Stories of Jibanananda Das
I completed reading the collected short stories of Jibanananda Das. He is regarded as the greatest poet of Bengal after Tagore. Many years after his death, manuscripts of his prose works were discovered, and it seems the volume of prose works comes more than that of his poetry. Unemployment, poverty, love, memories, nostalgia, love towards nature and all animals - these are the basic theme and underlying vision of all the stories in this collection, and the preface says that they are almost autobiographical. May be because of this, I felt like the same characters are appearing in all stories even though their names are different. I felt two of the stories are very beautiful and liked them.

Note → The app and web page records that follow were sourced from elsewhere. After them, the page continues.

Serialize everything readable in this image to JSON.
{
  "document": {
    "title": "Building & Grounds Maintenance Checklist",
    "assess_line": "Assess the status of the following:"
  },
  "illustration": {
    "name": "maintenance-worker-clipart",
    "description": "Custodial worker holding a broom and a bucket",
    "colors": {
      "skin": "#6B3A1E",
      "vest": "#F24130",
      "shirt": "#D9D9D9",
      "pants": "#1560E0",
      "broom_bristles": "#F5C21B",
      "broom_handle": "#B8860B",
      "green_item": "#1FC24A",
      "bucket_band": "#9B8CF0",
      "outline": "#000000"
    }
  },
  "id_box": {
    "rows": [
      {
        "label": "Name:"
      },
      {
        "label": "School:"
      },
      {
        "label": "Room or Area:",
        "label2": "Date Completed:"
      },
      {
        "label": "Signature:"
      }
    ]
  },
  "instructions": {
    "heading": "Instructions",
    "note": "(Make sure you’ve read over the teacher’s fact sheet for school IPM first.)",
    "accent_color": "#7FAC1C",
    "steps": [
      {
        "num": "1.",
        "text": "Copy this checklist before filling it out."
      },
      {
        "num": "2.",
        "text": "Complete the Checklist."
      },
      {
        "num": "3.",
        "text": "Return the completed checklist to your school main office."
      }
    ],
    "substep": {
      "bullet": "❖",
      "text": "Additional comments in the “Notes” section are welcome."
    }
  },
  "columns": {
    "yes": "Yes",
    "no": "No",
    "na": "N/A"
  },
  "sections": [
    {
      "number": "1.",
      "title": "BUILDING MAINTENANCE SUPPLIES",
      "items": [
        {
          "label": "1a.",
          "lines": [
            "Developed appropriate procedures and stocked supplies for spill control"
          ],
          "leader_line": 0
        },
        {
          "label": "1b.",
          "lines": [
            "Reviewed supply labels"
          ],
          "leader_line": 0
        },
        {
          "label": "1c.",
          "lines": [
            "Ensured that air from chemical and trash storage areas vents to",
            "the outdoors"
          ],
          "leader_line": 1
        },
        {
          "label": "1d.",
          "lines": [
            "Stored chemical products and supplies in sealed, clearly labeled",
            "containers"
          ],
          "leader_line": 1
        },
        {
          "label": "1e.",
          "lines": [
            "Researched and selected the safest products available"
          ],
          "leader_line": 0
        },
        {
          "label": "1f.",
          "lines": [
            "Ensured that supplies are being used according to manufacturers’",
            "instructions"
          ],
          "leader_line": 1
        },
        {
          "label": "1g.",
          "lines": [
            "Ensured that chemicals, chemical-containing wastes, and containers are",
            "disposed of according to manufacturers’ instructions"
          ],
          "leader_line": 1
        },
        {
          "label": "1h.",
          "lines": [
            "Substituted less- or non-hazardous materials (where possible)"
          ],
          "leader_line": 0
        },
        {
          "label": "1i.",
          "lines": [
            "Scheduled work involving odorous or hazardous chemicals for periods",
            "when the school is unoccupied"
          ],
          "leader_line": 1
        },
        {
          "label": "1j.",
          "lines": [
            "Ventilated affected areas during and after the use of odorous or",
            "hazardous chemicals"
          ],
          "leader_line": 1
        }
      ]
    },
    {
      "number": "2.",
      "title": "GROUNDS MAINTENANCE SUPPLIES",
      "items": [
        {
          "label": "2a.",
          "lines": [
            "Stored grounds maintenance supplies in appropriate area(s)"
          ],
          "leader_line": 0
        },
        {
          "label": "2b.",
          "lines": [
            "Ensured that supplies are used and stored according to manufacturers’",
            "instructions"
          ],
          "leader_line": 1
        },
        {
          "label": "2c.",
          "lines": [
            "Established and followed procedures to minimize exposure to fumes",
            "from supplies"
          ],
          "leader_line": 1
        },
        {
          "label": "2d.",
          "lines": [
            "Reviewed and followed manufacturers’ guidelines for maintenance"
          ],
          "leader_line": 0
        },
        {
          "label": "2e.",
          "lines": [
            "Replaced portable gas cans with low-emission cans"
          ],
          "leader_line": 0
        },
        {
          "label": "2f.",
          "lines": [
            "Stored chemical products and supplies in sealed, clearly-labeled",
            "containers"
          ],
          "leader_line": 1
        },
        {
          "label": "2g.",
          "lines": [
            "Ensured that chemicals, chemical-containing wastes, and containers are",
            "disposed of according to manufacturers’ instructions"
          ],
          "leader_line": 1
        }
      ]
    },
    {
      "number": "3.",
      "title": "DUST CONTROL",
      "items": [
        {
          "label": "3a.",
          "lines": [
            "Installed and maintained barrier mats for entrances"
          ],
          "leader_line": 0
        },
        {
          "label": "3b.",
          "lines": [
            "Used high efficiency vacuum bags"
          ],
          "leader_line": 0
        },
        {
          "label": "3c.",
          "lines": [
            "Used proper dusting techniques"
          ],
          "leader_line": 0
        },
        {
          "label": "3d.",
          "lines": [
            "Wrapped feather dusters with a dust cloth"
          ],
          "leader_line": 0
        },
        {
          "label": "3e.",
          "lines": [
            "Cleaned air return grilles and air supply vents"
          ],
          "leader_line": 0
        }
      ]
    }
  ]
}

In "In the Company of Ghosts" (Pretnir Rupkatha), the main character, Sukumar, is traveling to Calcutta looking for a job. He meets an old friend in the boat and they talk about old incidents and stories. His thoughts eventually are drifted to a love affair he was having fourteen years ago. He remembers traveling in the same boat in a night and sitting in station watching outline of Binata's face in the flickering penumbra of the kerosene lamp. Jibanananda Das uses simple sentences and straight-forward narration, for e.g.., Sukumar thinks of Binata: "...There are times when she comes to my mind quite unexpectedly. I don't speak about her with anyone - her face rises before me quietly and in solitude. My memory of her is a very private thing. She might care nothing for me if I meet her today, yet I do want to see her again. It has been so long since I last saw her...". These sentences reminded me of the Malayalam short stories written by Uroob and Karoor depicting "aesthetic love".
In the story "The Return" (Nirupam Jatra), the main character Prabhath is in Calcutta in search for job. He has been there for four years, and couldn't get a permanent job yet. He survives with some temporary jobs like giving tuition to school students etc., and couldn't afford to visit home even once. He was having a dog called "Ketu" at home. When she was small, Prabhath had once thrown her from the verandah to the courtyard in a sudden burst of anger, and she broke her leg. The bone didn't mend and Ketu had to limp after that. Prabhath is anxious about Ketu, and in every letter to home, he asks for the dog. But nobody take the queries seriously and don't event mention about the dog. He dreams of the dog sitting alone under the Jamun tree, staring at the empty road, waiting for him, and limping back to her resting place in the evening. What might she be thinking about him? Is she alive now? He doesn't know.